That’s right. Dried. Kimchi. I did a double take when I was perusing the aisles of Trader Joe’s. Professional curiosity got the better of me, and the package ended up in my basket. I left it on the table for a couple of days before opening it up.
I opened the package and peered inside. It looks just like what you would expect dried kimchi to look like. I wondered why they would make a product like this. The package suggests using it as a condiment, putting it in your ramen. Why would you do that when you can put in real, plump juicy kimchi?
I poured it out and the entire contents of the $3.99 package fit into a small bowl. It smelled vaugely like kimchi, but didn’t have that delicious pungent odor you would expect from opening a package.

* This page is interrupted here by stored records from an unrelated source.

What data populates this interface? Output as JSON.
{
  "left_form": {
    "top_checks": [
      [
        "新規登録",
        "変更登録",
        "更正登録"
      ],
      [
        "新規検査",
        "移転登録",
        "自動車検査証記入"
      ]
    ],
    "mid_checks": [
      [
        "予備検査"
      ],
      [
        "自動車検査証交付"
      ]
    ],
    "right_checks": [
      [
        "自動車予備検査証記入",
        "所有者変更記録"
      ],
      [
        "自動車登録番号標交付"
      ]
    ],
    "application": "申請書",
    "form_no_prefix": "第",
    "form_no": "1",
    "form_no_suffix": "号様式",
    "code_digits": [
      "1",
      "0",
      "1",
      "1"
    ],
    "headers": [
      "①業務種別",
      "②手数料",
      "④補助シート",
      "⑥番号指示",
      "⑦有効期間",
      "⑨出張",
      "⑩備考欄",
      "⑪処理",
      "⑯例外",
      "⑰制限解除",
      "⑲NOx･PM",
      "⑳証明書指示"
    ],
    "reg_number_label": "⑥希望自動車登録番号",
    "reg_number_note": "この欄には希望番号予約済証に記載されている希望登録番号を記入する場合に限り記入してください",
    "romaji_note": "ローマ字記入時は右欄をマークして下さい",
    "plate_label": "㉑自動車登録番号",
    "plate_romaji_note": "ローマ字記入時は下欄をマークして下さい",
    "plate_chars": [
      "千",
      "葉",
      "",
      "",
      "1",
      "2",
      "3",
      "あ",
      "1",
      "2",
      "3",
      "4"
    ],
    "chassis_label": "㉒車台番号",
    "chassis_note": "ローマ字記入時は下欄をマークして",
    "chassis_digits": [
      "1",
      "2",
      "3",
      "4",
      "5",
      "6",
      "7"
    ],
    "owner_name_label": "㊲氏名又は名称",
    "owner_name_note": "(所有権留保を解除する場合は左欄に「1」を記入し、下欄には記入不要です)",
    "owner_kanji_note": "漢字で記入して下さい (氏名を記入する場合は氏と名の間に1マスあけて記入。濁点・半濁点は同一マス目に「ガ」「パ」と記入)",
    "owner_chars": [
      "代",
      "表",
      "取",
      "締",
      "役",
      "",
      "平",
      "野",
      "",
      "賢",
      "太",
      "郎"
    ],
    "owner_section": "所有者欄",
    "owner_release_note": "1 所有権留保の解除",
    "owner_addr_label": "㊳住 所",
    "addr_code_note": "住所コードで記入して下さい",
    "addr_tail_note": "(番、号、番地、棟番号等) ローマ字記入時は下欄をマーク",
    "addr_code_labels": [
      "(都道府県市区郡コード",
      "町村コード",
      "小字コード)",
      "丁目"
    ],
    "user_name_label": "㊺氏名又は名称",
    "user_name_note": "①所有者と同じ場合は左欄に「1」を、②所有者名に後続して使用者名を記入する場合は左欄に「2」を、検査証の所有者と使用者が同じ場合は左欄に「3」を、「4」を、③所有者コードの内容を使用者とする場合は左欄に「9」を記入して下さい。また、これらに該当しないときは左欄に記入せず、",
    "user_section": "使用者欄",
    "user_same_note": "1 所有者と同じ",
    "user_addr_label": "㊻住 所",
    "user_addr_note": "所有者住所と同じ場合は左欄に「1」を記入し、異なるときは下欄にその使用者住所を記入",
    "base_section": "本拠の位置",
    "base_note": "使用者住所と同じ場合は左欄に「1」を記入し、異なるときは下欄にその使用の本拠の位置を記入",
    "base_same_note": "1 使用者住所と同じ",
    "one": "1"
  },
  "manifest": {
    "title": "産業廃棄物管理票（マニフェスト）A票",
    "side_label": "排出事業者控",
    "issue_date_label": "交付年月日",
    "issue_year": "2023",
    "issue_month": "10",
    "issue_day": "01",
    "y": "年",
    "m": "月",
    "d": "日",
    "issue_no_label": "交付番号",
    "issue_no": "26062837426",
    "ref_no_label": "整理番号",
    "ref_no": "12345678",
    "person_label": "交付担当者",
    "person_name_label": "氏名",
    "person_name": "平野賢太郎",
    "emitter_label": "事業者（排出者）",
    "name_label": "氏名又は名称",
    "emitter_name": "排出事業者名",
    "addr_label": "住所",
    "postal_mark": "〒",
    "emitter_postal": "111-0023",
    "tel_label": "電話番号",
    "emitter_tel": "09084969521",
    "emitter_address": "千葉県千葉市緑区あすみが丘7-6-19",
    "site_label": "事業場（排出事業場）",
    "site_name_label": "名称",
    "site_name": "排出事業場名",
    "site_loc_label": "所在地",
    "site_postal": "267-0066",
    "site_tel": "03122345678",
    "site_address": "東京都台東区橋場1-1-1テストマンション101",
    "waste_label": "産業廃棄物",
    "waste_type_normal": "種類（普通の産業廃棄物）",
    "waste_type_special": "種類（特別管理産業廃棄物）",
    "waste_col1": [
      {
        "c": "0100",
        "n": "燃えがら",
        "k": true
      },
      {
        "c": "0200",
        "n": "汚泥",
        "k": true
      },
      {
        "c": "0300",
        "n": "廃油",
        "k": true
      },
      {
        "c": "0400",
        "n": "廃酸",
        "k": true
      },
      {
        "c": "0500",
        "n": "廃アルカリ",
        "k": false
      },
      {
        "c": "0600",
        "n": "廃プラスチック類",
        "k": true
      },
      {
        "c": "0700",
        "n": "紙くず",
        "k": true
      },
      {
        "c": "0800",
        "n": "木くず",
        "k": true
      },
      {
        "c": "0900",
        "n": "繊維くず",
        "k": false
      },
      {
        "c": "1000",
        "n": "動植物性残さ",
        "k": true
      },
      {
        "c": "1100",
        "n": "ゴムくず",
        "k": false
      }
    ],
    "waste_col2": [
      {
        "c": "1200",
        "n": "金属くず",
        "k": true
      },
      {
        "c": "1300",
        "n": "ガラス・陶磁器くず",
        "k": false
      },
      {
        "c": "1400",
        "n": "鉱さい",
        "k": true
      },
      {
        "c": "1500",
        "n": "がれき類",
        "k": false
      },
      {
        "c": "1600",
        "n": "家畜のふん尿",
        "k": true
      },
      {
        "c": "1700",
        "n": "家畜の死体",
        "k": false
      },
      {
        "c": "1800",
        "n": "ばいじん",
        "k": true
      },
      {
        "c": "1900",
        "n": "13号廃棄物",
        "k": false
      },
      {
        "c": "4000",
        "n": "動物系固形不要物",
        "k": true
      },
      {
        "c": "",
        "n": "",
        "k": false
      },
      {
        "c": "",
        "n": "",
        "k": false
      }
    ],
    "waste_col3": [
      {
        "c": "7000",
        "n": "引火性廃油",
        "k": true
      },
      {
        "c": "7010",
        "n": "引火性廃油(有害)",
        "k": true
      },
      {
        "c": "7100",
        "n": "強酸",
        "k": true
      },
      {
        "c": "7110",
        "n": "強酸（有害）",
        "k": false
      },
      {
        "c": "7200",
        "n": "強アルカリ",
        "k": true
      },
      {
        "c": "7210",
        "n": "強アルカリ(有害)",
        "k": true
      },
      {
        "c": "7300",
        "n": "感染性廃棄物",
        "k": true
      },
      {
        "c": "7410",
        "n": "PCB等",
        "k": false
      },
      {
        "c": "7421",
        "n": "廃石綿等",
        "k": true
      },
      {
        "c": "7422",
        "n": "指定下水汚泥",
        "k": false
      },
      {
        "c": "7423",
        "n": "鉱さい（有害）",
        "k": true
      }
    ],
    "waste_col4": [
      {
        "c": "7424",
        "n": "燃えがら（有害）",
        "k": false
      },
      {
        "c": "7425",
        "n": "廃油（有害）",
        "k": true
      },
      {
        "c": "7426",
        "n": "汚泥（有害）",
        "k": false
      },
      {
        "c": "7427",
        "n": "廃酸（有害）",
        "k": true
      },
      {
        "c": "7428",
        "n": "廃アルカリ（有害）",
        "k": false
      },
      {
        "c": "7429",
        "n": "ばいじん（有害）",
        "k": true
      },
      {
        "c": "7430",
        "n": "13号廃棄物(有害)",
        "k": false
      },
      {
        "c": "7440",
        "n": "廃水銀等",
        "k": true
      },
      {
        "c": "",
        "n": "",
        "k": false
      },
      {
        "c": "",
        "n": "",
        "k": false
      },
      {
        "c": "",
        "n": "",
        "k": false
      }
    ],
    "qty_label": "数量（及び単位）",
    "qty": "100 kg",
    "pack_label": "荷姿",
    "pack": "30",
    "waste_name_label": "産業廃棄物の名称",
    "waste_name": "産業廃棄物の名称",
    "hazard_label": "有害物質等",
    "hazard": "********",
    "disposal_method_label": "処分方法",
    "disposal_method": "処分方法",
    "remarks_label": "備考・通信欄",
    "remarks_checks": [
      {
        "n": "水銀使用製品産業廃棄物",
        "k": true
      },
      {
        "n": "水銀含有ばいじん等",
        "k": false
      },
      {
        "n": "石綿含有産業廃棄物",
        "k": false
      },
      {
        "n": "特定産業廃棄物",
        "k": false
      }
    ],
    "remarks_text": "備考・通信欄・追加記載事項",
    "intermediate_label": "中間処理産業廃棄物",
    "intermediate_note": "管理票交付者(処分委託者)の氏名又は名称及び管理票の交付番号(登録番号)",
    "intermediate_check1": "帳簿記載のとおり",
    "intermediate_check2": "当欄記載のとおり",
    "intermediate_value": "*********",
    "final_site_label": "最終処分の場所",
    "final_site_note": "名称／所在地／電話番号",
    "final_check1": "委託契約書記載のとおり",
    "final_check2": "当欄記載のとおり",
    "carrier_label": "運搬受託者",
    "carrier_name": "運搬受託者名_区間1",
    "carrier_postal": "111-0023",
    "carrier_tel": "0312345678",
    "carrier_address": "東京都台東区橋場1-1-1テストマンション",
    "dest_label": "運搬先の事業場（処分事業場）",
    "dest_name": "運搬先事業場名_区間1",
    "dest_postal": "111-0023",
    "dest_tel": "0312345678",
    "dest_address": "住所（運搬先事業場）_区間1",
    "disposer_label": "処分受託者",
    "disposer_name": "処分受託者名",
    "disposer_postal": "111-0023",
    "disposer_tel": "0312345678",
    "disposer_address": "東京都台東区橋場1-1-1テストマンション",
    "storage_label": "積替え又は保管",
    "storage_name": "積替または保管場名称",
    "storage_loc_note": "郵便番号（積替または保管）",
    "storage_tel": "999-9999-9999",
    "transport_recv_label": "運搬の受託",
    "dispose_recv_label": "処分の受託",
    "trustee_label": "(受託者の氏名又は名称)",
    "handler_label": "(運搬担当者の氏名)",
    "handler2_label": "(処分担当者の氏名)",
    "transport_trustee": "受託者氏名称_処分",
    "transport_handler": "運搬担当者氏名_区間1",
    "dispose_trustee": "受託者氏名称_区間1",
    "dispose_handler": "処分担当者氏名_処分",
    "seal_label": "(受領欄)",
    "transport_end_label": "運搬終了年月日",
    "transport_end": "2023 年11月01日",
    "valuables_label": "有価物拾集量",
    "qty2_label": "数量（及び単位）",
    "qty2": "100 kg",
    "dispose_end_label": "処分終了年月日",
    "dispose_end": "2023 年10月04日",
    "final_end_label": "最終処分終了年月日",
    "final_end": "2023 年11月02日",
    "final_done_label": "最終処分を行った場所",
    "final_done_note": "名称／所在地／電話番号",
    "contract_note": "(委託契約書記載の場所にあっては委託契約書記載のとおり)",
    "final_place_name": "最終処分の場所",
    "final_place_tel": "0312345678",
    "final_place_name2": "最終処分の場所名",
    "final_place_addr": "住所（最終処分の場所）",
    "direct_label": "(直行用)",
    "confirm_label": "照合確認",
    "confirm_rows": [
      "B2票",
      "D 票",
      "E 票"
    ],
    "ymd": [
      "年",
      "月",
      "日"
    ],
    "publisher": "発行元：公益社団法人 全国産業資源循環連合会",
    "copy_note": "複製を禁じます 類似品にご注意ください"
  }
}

But how does it taste? Would it be too obviously to say that it tastes like freeze dried kimchi? They did to kimchi what they did to ice cream to make it useful for astronauts. They sucked all the liquid out of it and made it a dry and crispy husk of its former self. The first thing that struck me was how salty it was.
I turned over the package and gasped for two reasons. 1) This tiny package supposedly had a serving size of 4. Obviously, not designed for Koreans. And, 2) the sodium content was astronomical — 2,400 mg per serving! Now, I understood why the serving size was 1/4 teaspoon. 2,400 mg is the US recommended daily allowance of sodium per person. I don’t think they could, in good conscience, offer a product that had a per serving content of more than the US RDA of salt. Although they call it a “delicious and healthful snack.” I would not call it delicious. I would not call it healthful. And I would definitely not call it a snack.
I wondered what quality of kimchi they used to dry in the first place. The next time my mom comes over with her baechu kimchi, I may have to get out the food dehydrator and find out what happens. In the meantime, I may have to figure out a delicious use for dried kimchi. Got any ideas?